Weekly stories on the subject of real estate, design and the built environment


Workshop Review – Building Technology

On Thursday 4/7, Brick & Wonder member Jamie Propp led a Workshop on Building Technology, reviewing a case-study integration project for a 2-building complex amenity space at 101 Warren St in Tribeca. 

The discussion revealed the complex and nuanced process of technology integration in modern buildings, and the function of a technology GC as part of a project team to deliver a resolved, integrated, secure and intuitive experience for owners and occupants alike. 

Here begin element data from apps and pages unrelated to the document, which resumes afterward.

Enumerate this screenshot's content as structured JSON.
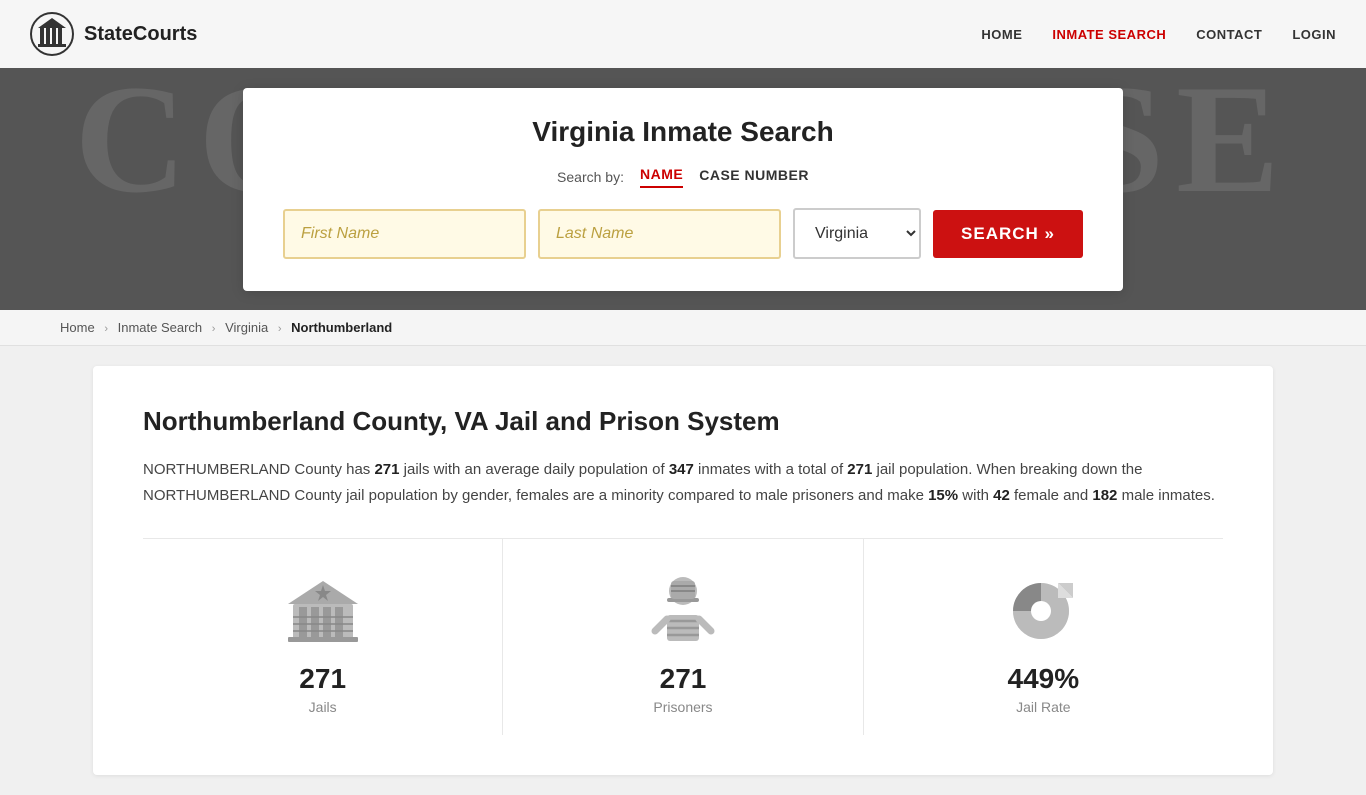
{
  "site": {
    "logo_text": "StateCourts",
    "bg_courthouse": "COURTHOUSE"
  },
  "nav": {
    "home": "HOME",
    "inmate_search": "INMATE SEARCH",
    "contact": "CONTACT",
    "login": "LOGIN"
  },
  "search_card": {
    "title": "Virginia Inmate Search",
    "search_by_label": "Search by:",
    "tab_name": "NAME",
    "tab_case": "CASE NUMBER",
    "first_name_placeholder": "First Name",
    "last_name_placeholder": "Last Name",
    "state_value": "Virginia",
    "search_btn": "SEARCH »"
  },
  "breadcrumb": {
    "home": "Home",
    "inmate_search": "Inmate Search",
    "state": "Virginia",
    "current": "Northumberland"
  },
  "content": {
    "county_title": "Northumberland County, VA Jail and Prison System",
    "description_1": " County has ",
    "jails_count": "271",
    "description_2": " jails with an average daily population of ",
    "avg_population": "347",
    "description_3": " inmates with a total of ",
    "total_jails": "271",
    "description_4": " jail population. When breaking down the NORTHUMBERLAND County jail population by gender, females are a minority compared to male prisoners and make ",
    "female_pct": "15%",
    "description_5": " with ",
    "female_count": "42",
    "description_6": " female and ",
    "male_count": "182",
    "description_7": " male inmates.",
    "county_upper": "NORTHUMBERLAND",
    "stats": [
      {
        "value": "271",
        "label": "Jails",
        "icon": "jails"
      },
      {
        "value": "271",
        "label": "Prisoners",
        "icon": "prisoners"
      },
      {
        "value": "449%",
        "label": "Jail Rate",
        "icon": "rate"
      }
    ]
  },
  "colors": {
    "red": "#cc1111",
    "gold_border": "#e8d090",
    "gold_bg": "#fffae6"
  }
}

Jamie was joined by Toddy Mitty, CTO at Liontree, and Board President at 101 Warren St, who helped the board and building realize this challenging project. Seth DiBenedictis, Northeast territory manager of smart home company, Savant, and partner on the project also joined the session. 

Case Study Background:

101 Warren St was constructed under 1968 building code, which meant that several obvious modern amenities were missing, such as remote access control for residents letting in guests. The building sponsor’s amenities offering was limited: a gym, oversized locker room, a lounge, and a pantry with no kitchen. The building was completed right before amenities became a major differentiator for new buildings. 

Once owners took control of the Condo board, they ran a survey of building occupants to ask about their wish list for an amenities enhancement project. They then engaged a designer to deliver a concept design and delivered it at the annual meeting, to a positive reception. The project was estimated at $6m, so the board asked owners for $9m to ensure the project was protected in case of cost overruns. In a several-years-long process of internal dialogue between residents, the Condo board, and the amenities committee, the agreed budget settled at $4.5m.

The amenities space now includes a lounge with flatscreen, integrated 9.1 surround sound system, spa, steam room, sauna, gum, chefs kitchen, upgraded security, a backup internet connection to the building, and more. The system can be operated both by the building supervisor and the residents from a mobile app. The project is nearing completion, almost 8 years after it was first suggested. 

Key Takeaways:

  1. Having a technical leader on the team championing this integration project was a rare plus that helped drive through the vision. 
  2. Relationships between the Condo board, Amenities committee, and condo owners were predictably challenging at times.
    1. “You have to be committed, you have to invest, you have to have the vision and stick with it. And you can’t give up! It’s really hard to communicate that the ‘we can always add that later’ philosophy really doesn’t work with technology integration.” – Todd Mitty
  3. The control system, which is perhaps the least visible part of the project, is the most important thing driving the end-user experience. 
  4. It’s important to plan for technology as early on in a project as possible. 
  5. Power and network, both of which need backup systems in a big project like this, are fundamental building blocks that need to be in place before planning the control system. 
  6. End users tend to think in terms of the interface, which often comes down to FF&E, but the real battle lies in the systems engineering!
  7. Example System Layers for an Amenities Space:
    1. Energy + Backup Power
    2. Air systems (HVAC)
    3. Internet connection & Backup Internet
    4. Network Infrastructure (Wifi, Cabling, Server Rack, etc) 
    5. Sound and Visual
    6. Lighting
    7. Water features (spa, steam, etc.)
    8. Shading systems (electronic blinds)
    9. System-wide Control (Users, Operators, Administrators)
  8. In short building technology projects are multifaced and complex. They are most successful when planned into the very earliest stages of design!

Key Links

– Workshop Audio (BW Members Only)
– Workshop Video (BW Members Only)
Techmenity Overview
WELL Overview

Workshop Leaders: